Ultimately, PRC requirements come down to assurance that protection systems will operate as intended to maintain reliable power delivery on the BES. NERC mandates that utilities ensure their relay settings are reviewed and that they are properly coordinated across the grid.
Protection engineers must demonstrate consistency and thoroughness in all aspects of the settings development and deployment process. Personnel who test relays must maintain cyber-secure measures while entering substations and performing work on substation networks. When they test relays — cyber assets — they have additional responsibilities to defend against cyber attacks while ensuring relays are properly set and correctly functioning.
NERC CIP requirements affect PRC compliance activities by requiring TCAs to be used by field crews. Additionally, the software P&C personnel need on their TCAs must be patched and monitored regularly, and the TCAs themselves must be tracked.
An integrated management platform must support the monitoring and patch management of testing software used in the field on TCAs. It must also handle power system model data and relay settings lifecycle changes generated by protection engineering teams. It should offer modules for connecting P&C data to enterprise asset management (EAM) systems, even offering specialized P&C work management components that augment EAM workflows. It must also provide straightforward, configurable reporting in all aspects for any stakeholder.

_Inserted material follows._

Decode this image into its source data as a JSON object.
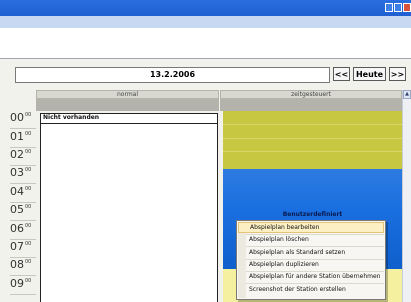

The platform must be supported by a relational database that can offer structured data for linking to external systems. Utilities working with a supplier to implement an automated central management system have the opportunity to look at existing processes and shed inefficient or unnecessary practices.
Through a consultative implementation process, utilities can harmonize different data from various sources and for different stakeholders into a modern way of working that benefits all parties:

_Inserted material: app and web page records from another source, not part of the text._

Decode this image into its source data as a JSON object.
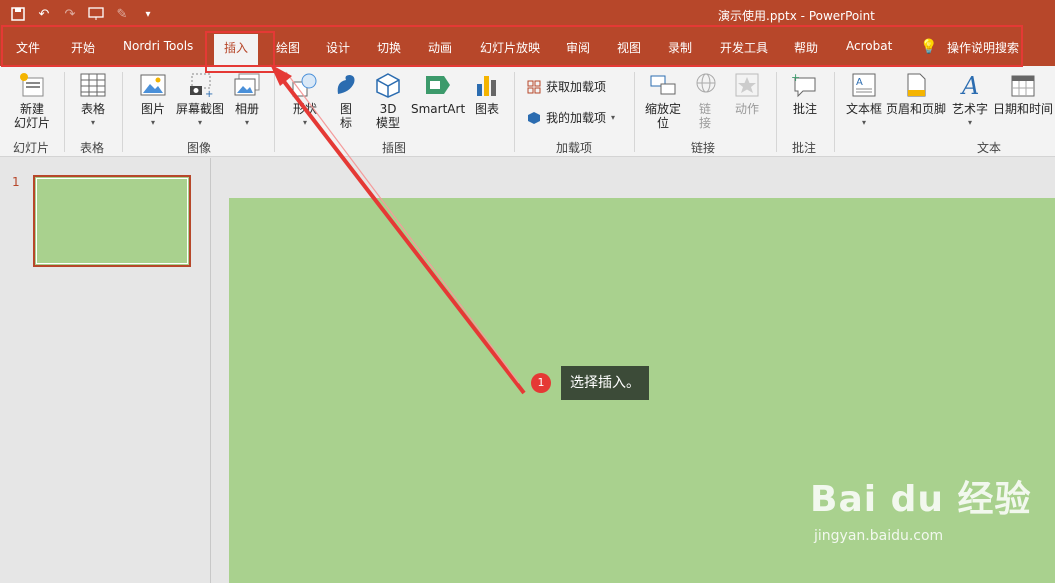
{
  "window": {
    "title": "演示使用.pptx  -  PowerPoint"
  },
  "qat": {
    "icons": [
      "save-icon",
      "undo-icon",
      "redo-icon",
      "start-slideshow-icon",
      "touch-mode-icon",
      "customize-qat-icon"
    ]
  },
  "tabs": [
    "文件",
    "开始",
    "Nordri Tools",
    "插入",
    "绘图",
    "设计",
    "切换",
    "动画",
    "幻灯片放映",
    "审阅",
    "视图",
    "录制",
    "开发工具",
    "帮助",
    "Acrobat"
  ],
  "active_tab": "插入",
  "tell_me": "操作说明搜索",
  "ribbon": {
    "slides": {
      "label": "幻灯片",
      "new_slide": "新建\n幻灯片"
    },
    "tables": {
      "label": "表格",
      "table": "表格"
    },
    "images": {
      "label": "图像",
      "pictures": "图片",
      "screenshot": "屏幕截图",
      "album": "相册"
    },
    "illustrations": {
      "label": "插图",
      "shapes": "形状",
      "icons": "图\n标",
      "models": "3D\n模型",
      "smartart": "SmartArt",
      "chart": "图表"
    },
    "addins": {
      "label": "加载项",
      "get": "获取加载项",
      "mine": "我的加载项"
    },
    "links": {
      "label": "链接",
      "zoom": "缩放定\n位",
      "link": "链\n接",
      "action": "动作"
    },
    "comments": {
      "label": "批注",
      "comment": "批注"
    },
    "text": {
      "label": "文本",
      "textbox": "文本框",
      "header_footer": "页眉和页脚",
      "wordart": "艺术字",
      "datetime": "日期和时间"
    }
  },
  "thumbnails": {
    "slide_number": "1"
  },
  "annotation": {
    "number": "1",
    "text": "选择插入。"
  },
  "watermark": {
    "brand": "Bai du 经验",
    "url": "jingyan.baidu.com"
  },
  "colors": {
    "accent": "#b7472a",
    "slide_bg": "#a9d18e",
    "annotation_red": "#e53935"
  }
}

- Field crews will operate with the applications they need and use TCAs seamlessly with test equipment and relays.
- Protection engineers will have templates that standardize settings development and will seamlessly flow settings data into power system models for efficient coordination studies.
- Compliance officers will have dashboards and simplified reporting.

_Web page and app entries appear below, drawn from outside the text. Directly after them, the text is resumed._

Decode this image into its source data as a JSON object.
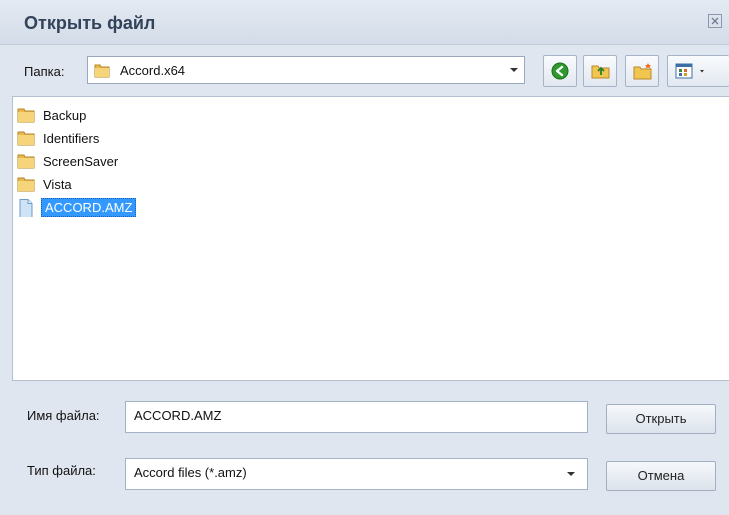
{
  "dialog": {
    "title": "Открыть файл",
    "close_icon": "close-icon"
  },
  "toolbar": {
    "folder_label": "Папка:",
    "folder_value": "Accord.x64",
    "buttons": [
      "back-icon",
      "up-folder-icon",
      "new-folder-icon",
      "view-menu-icon"
    ]
  },
  "files": [
    {
      "name": "Backup",
      "type": "folder"
    },
    {
      "name": "Identifiers",
      "type": "folder"
    },
    {
      "name": "ScreenSaver",
      "type": "folder"
    },
    {
      "name": "Vista",
      "type": "folder"
    },
    {
      "name": "ACCORD.AMZ",
      "type": "file",
      "selected": true
    }
  ],
  "form": {
    "filename_label": "Имя файла:",
    "filename_value": "ACCORD.AMZ",
    "filetype_label": "Тип файла:",
    "filetype_value": "Accord files (*.amz)",
    "open_button": "Открыть",
    "cancel_button": "Отмена"
  }
}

- OT/IT personnel will have decreased administrative burden.
Effective NERC compliance programs are those that enable utilities to achieve objectives. Right now, the benefits of substation automation and renewables are becoming tangible, but digital protection systems and the effects of inverter-based generation on the BES need workers’ focus to overcome these complex issues. Compounding the complications they already face with inefficient compliance program operations can prevent modernization from happening. Utilities that work from a culture of NERC compliance and have the proper tools to do their jobs are in the best position to avoid financial penalties from non-compliance and overcome the uncertainties of technological and regulatory changes over time.
Bryan Gwyn, PhD, CEng, is the Senior Director of Solutions at Doble Engineering Company where he brings strategic leadership to engineering teams in protection system and cyber security subject areas that advance new product and service offerings for the global power delivery marketplace.
Sagar Singam is a Cyber Security Engineer with Doble Engineering Company where he performs consultative professional services in the delivery of Doble cyber security solutions.
Joe Stevenson is a Product Marketing Manager with Doble Engineering Company where he develops marketing strategies and materials in support of Doble protection software.